Feathered ornithomimosaur and T. rex dining habits

These are way cooler than Pleistocene waterpigs. ;P :]

Collected from Ben Creisler’s message to Dinosaur Maling List (dinosaur (at) usc.edu)

New in Science:

Darla K. Zelenitsky, François Therrien, Gregory M. Erickson, Christopher L. DeBuhr, Yoshitsugu Kobayashi, David A. Eberth, and Frank Hadfield (2012):
Feathered Non-Avian Dinosaurs from North America Provide Insight into Wing Origins.
Science 338(6106): 510-514
DOI: 10.1126/science.1225376

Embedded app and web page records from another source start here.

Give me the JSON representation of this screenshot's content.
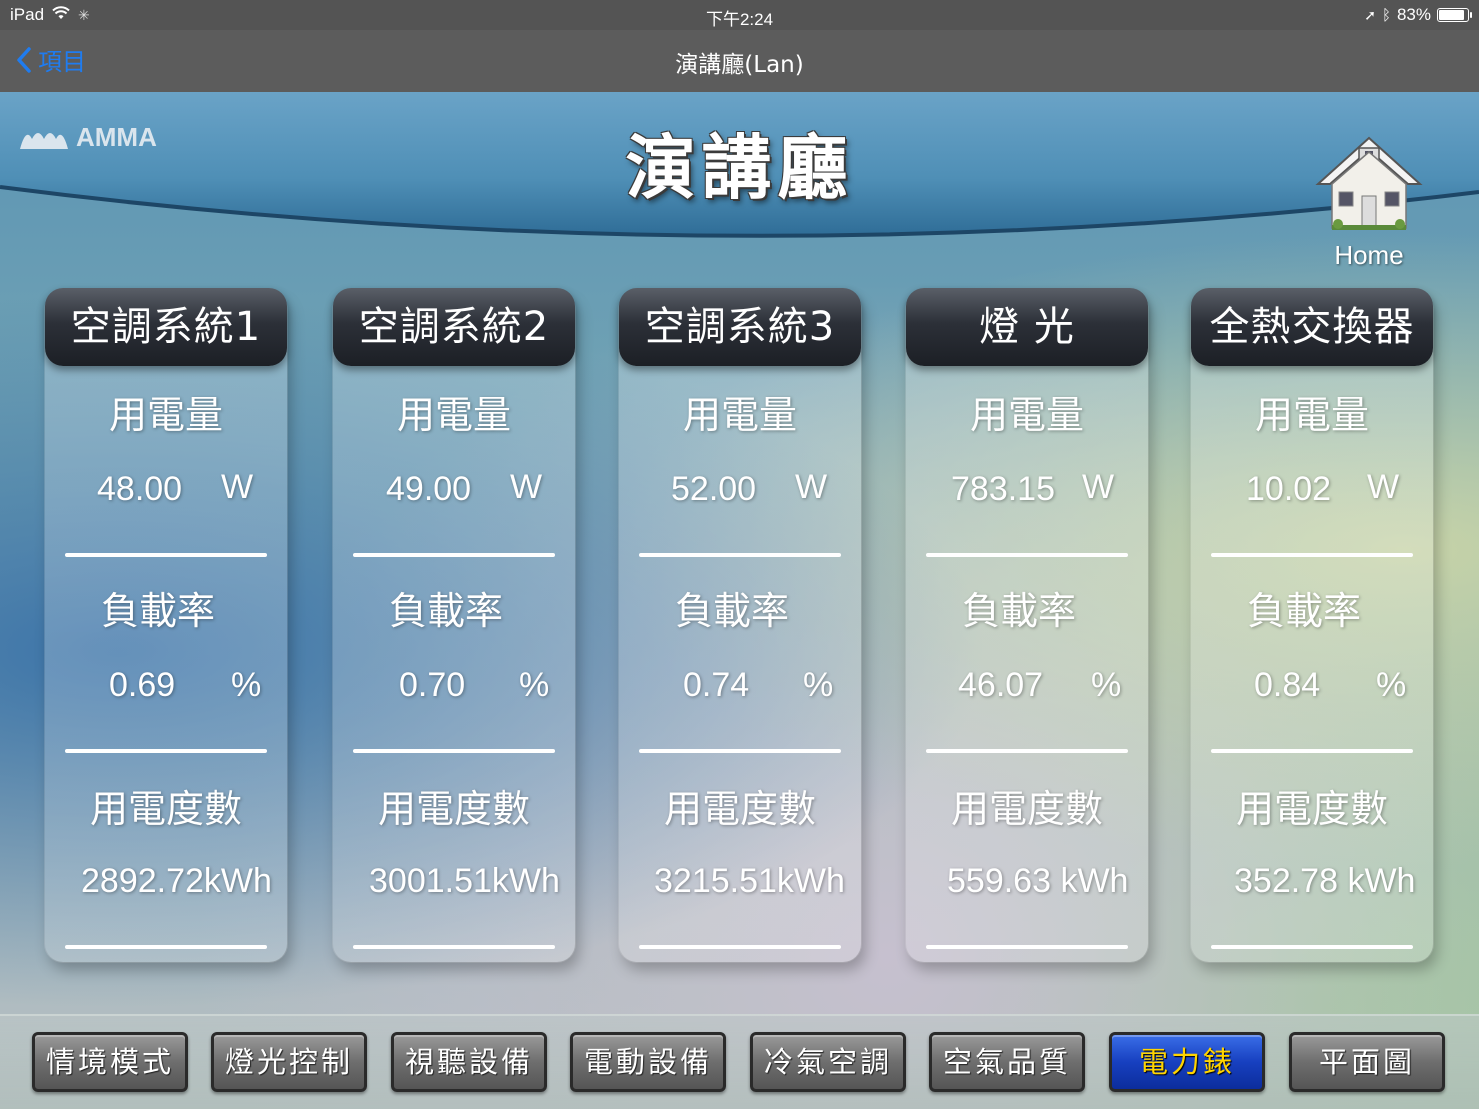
{
  "status": {
    "device": "iPad",
    "time": "下午2:24",
    "battery": "83%",
    "battery_level": 0.83
  },
  "nav": {
    "back_label": "項目",
    "title": "演講廳(Lan)"
  },
  "header": {
    "logo": "AMMA",
    "title": "演講廳",
    "home_label": "Home"
  },
  "cards": [
    {
      "name": "空調系統1",
      "power_label": "用電量",
      "power": "48.00",
      "power_unit": "W",
      "load_label": "負載率",
      "load": "0.69",
      "load_unit": "%",
      "energy_label": "用電度數",
      "energy": "2892.72kWh"
    },
    {
      "name": "空調系統2",
      "power_label": "用電量",
      "power": "49.00",
      "power_unit": "W",
      "load_label": "負載率",
      "load": "0.70",
      "load_unit": "%",
      "energy_label": "用電度數",
      "energy": "3001.51kWh"
    },
    {
      "name": "空調系統3",
      "power_label": "用電量",
      "power": "52.00",
      "power_unit": "W",
      "load_label": "負載率",
      "load": "0.74",
      "load_unit": "%",
      "energy_label": "用電度數",
      "energy": "3215.51kWh"
    },
    {
      "name": "燈 光",
      "power_label": "用電量",
      "power": "783.15",
      "power_unit": "W",
      "load_label": "負載率",
      "load": "46.07",
      "load_unit": "%",
      "energy_label": "用電度數",
      "energy": "559.63 kWh"
    },
    {
      "name": "全熱交換器",
      "power_label": "用電量",
      "power": "10.02",
      "power_unit": "W",
      "load_label": "負載率",
      "load": "0.84",
      "load_unit": "%",
      "energy_label": "用電度數",
      "energy": "352.78 kWh"
    }
  ],
  "toolbar": {
    "buttons": [
      "情境模式",
      "燈光控制",
      "視聽設備",
      "電動設備",
      "冷氣空調",
      "空氣品質",
      "電力錶",
      "平面圖"
    ],
    "active": "電力錶"
  },
  "colors": {
    "nav_back": "#1f7cf0",
    "active_button_bg": "#1740c0",
    "active_button_text": "#ffd400"
  }
}
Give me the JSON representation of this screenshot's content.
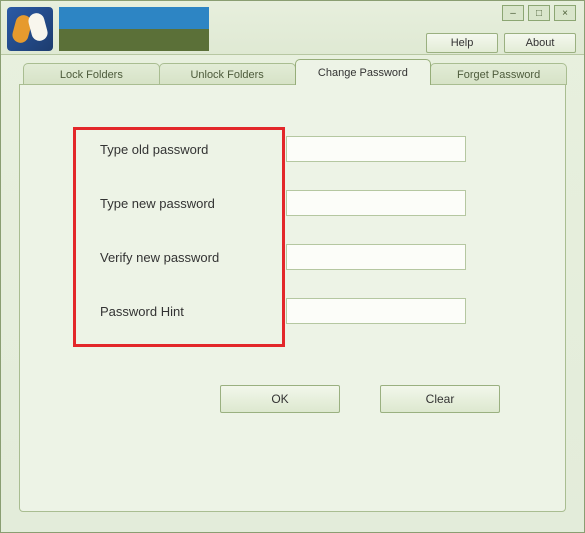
{
  "header": {
    "help_label": "Help",
    "about_label": "About"
  },
  "tabs": [
    {
      "label": "Lock Folders"
    },
    {
      "label": "Unlock Folders"
    },
    {
      "label": "Change Password"
    },
    {
      "label": "Forget Password"
    }
  ],
  "active_tab_index": 2,
  "form": {
    "fields": [
      {
        "label": "Type old password",
        "value": ""
      },
      {
        "label": "Type new password",
        "value": ""
      },
      {
        "label": "Verify new password",
        "value": ""
      },
      {
        "label": "Password Hint",
        "value": ""
      }
    ],
    "ok_label": "OK",
    "clear_label": "Clear"
  },
  "window_controls": {
    "minimize": "–",
    "maximize": "□",
    "close": "×"
  }
}
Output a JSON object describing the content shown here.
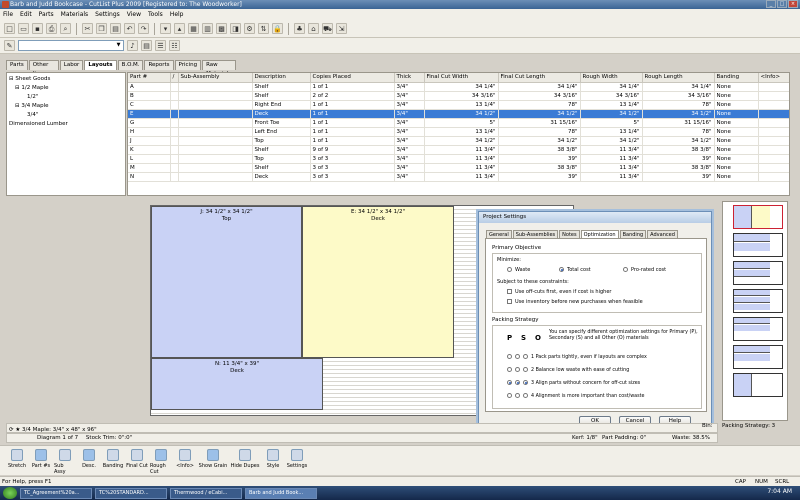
{
  "window": {
    "title": "Barb and Judd Bookcase - CutList Plus 2009 [Registered to: The Woodworker]",
    "controls": [
      "_",
      "□",
      "×"
    ]
  },
  "menu": [
    "File",
    "Edit",
    "Parts",
    "Materials",
    "Settings",
    "View",
    "Tools",
    "Help"
  ],
  "tabs": [
    "Parts",
    "Other Items",
    "Labor",
    "Layouts",
    "B.O.M.",
    "Reports",
    "Pricing",
    "Raw Materials"
  ],
  "tree": [
    "Sheet Goods",
    "1/2 Maple",
    "1/2\"",
    "3/4 Maple",
    "3/4\"",
    "Dimensioned Lumber"
  ],
  "grid": {
    "columns": [
      "Part #",
      "/",
      "Sub-Assembly",
      "Description",
      "Copies Placed",
      "Thick",
      "Final Cut Width",
      "Final Cut Length",
      "Rough Width",
      "Rough Length",
      "Banding",
      "<Info>"
    ],
    "rows": [
      [
        "A",
        "",
        "",
        "Shelf",
        "1 of 1",
        "3/4\"",
        "34 1/4\"",
        "34 1/4\"",
        "34 1/4\"",
        "34 1/4\"",
        "None",
        ""
      ],
      [
        "B",
        "",
        "",
        "Shelf",
        "2 of 2",
        "3/4\"",
        "34 3/16\"",
        "34 3/16\"",
        "34 3/16\"",
        "34 3/16\"",
        "None",
        ""
      ],
      [
        "C",
        "",
        "",
        "Right End",
        "1 of 1",
        "3/4\"",
        "13 1/4\"",
        "78\"",
        "13 1/4\"",
        "78\"",
        "None",
        ""
      ],
      [
        "E",
        "",
        "",
        "Deck",
        "1 of 1",
        "3/4\"",
        "34 1/2\"",
        "34 1/2\"",
        "34 1/2\"",
        "34 1/2\"",
        "None",
        ""
      ],
      [
        "G",
        "",
        "",
        "Front Toe",
        "1 of 1",
        "3/4\"",
        "5\"",
        "31 15/16\"",
        "5\"",
        "31 15/16\"",
        "None",
        ""
      ],
      [
        "H",
        "",
        "",
        "Left End",
        "1 of 1",
        "3/4\"",
        "13 1/4\"",
        "78\"",
        "13 1/4\"",
        "78\"",
        "None",
        ""
      ],
      [
        "J",
        "",
        "",
        "Top",
        "1 of 1",
        "3/4\"",
        "34 1/2\"",
        "34 1/2\"",
        "34 1/2\"",
        "34 1/2\"",
        "None",
        ""
      ],
      [
        "K",
        "",
        "",
        "Shelf",
        "9 of 9",
        "3/4\"",
        "11 3/4\"",
        "38 3/8\"",
        "11 3/4\"",
        "38 3/8\"",
        "None",
        ""
      ],
      [
        "L",
        "",
        "",
        "Top",
        "3 of 3",
        "3/4\"",
        "11 3/4\"",
        "39\"",
        "11 3/4\"",
        "39\"",
        "None",
        ""
      ],
      [
        "M",
        "",
        "",
        "Shelf",
        "3 of 3",
        "3/4\"",
        "11 3/4\"",
        "38 3/8\"",
        "11 3/4\"",
        "38 3/8\"",
        "None",
        ""
      ],
      [
        "N",
        "",
        "",
        "Deck",
        "3 of 3",
        "3/4\"",
        "11 3/4\"",
        "39\"",
        "11 3/4\"",
        "39\"",
        "None",
        ""
      ]
    ],
    "selected_row": 3
  },
  "layout": {
    "parts": [
      {
        "label": "J: 34 1/2\" x 34 1/2\"",
        "sub": "Top"
      },
      {
        "label": "E: 34 1/2\" x 34 1/2\"",
        "sub": "Deck"
      },
      {
        "label": "N: 11 3/4\" x 39\"",
        "sub": "Deck"
      }
    ]
  },
  "dialog": {
    "title": "Project Settings",
    "tabs": [
      "General",
      "Sub-Assemblies",
      "Notes",
      "Optimization",
      "Banding",
      "Advanced"
    ],
    "primary_objective": "Primary Objective",
    "minimize": "Minimize:",
    "options": [
      "Waste",
      "Total cost",
      "Pro-rated cost"
    ],
    "subject": "Subject to these constraints:",
    "chk1": "Use off-cuts first, even if cost is higher",
    "chk2": "Use inventory before new purchases when feasible",
    "packing": "Packing Strategy",
    "pso": [
      "P",
      "S",
      "O"
    ],
    "pso_desc": "You can specify different optimization settings for Primary (P), Secondary (S) and all Other (O) materials",
    "strategies": [
      "1  Pack parts tightly, even if layouts are complex",
      "2  Balance low waste with ease of cutting",
      "3  Align parts without concern for off-cut sizes",
      "4  Alignment is more important than cost/waste"
    ],
    "ok": "OK",
    "cancel": "Cancel",
    "help": "Help"
  },
  "status": {
    "material": "3/4 Maple: 3/4\" x 48\" x 96\"",
    "diagram": "Diagram 1 of 7",
    "stock_trim": "Stock Trim: 0\":0\"",
    "kerf": "Kerf: 1/8\"",
    "part_padding": "Part Padding: 0\"",
    "waste": "Waste: 38.5%",
    "packing_strategy": "Packing Strategy: 3",
    "bin": "Bin:"
  },
  "bottom_buttons": [
    "Stretch",
    "Part #s",
    "Sub Assy",
    "Desc.",
    "Banding",
    "Final Cut",
    "Rough Cut",
    "<Info>",
    "Show Grain",
    "Hide Dupes",
    "Style",
    "Settings"
  ],
  "statusbar": {
    "help": "For Help, press F1",
    "cap": "CAP",
    "num": "NUM",
    "scrl": "SCRL"
  },
  "taskbar": {
    "items": [
      "TC_Agreement%20a...",
      "TC%20STANDARD...",
      "Thermwood / eCabi...",
      "Barb and Judd Book..."
    ],
    "clock": "7:04 AM"
  }
}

Previously described feathered dinosaurs reveal a fascinating record of feather evolution, although substantial phylogenetic gaps remain.
Here we report the occurrence of feathers in ornithomimosaurs, a clade of non-maniraptoran theropods for which fossilized feathers were previously unknown. The Ornithomimus specimens, recovered from Upper Cretaceous deposits of Alberta, Canada, provide new insights into dinosaur plumage and the origin of the avian wing. Individuals from different growth stages reveal the presence of a filamentous feather covering throughout life and winglike structures on the forelimbs of adults. The appearance of winglike structures in older animals indicates that they may have evolved in association with reproductive behaviors. These specimens show that primordial wings originated earlier than previously thought, among non-maniraptoran theropods.

On the Nature site:

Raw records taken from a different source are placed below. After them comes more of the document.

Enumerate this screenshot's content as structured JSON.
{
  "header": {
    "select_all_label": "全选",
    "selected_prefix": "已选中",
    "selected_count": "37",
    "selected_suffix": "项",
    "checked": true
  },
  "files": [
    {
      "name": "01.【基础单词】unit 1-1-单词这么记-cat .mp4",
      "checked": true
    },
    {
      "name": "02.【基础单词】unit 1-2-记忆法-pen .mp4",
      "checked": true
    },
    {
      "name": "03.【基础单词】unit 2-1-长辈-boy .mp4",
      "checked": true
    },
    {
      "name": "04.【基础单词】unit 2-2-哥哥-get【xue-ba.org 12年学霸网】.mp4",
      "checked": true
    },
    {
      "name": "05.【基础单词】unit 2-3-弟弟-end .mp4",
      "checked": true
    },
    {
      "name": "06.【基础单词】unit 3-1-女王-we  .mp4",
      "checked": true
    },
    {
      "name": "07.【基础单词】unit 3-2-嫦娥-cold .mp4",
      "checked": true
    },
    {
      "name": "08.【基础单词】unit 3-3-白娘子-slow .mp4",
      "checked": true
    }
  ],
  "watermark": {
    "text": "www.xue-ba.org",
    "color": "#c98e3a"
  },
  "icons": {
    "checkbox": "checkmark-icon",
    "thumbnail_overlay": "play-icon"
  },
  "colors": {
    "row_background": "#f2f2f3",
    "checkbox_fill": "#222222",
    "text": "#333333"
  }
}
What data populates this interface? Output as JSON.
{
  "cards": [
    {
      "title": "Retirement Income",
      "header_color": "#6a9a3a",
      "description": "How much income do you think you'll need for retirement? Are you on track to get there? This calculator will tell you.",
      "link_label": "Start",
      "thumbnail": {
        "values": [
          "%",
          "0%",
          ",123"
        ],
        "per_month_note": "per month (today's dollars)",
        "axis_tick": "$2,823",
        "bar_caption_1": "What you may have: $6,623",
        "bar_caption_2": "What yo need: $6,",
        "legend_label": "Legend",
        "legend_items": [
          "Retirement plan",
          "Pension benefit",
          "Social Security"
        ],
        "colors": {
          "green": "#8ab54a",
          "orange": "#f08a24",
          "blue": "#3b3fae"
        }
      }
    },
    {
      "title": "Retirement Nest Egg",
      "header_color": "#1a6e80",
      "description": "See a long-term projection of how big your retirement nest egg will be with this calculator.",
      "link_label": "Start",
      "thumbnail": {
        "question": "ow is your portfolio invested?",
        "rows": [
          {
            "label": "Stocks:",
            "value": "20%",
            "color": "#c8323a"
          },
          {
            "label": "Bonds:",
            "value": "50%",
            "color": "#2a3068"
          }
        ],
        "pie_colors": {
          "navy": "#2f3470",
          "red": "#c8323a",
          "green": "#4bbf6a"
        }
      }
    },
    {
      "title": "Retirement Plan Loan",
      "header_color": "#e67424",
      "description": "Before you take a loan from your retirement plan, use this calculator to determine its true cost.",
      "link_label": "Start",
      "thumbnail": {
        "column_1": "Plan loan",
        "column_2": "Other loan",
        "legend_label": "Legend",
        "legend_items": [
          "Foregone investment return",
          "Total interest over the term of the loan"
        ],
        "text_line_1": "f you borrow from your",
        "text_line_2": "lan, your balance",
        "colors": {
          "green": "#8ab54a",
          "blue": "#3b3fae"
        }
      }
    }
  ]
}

“How to eat a Triceratops” (with illustrations)

Apparently some cool stuff was presented in the SVP meeting… :/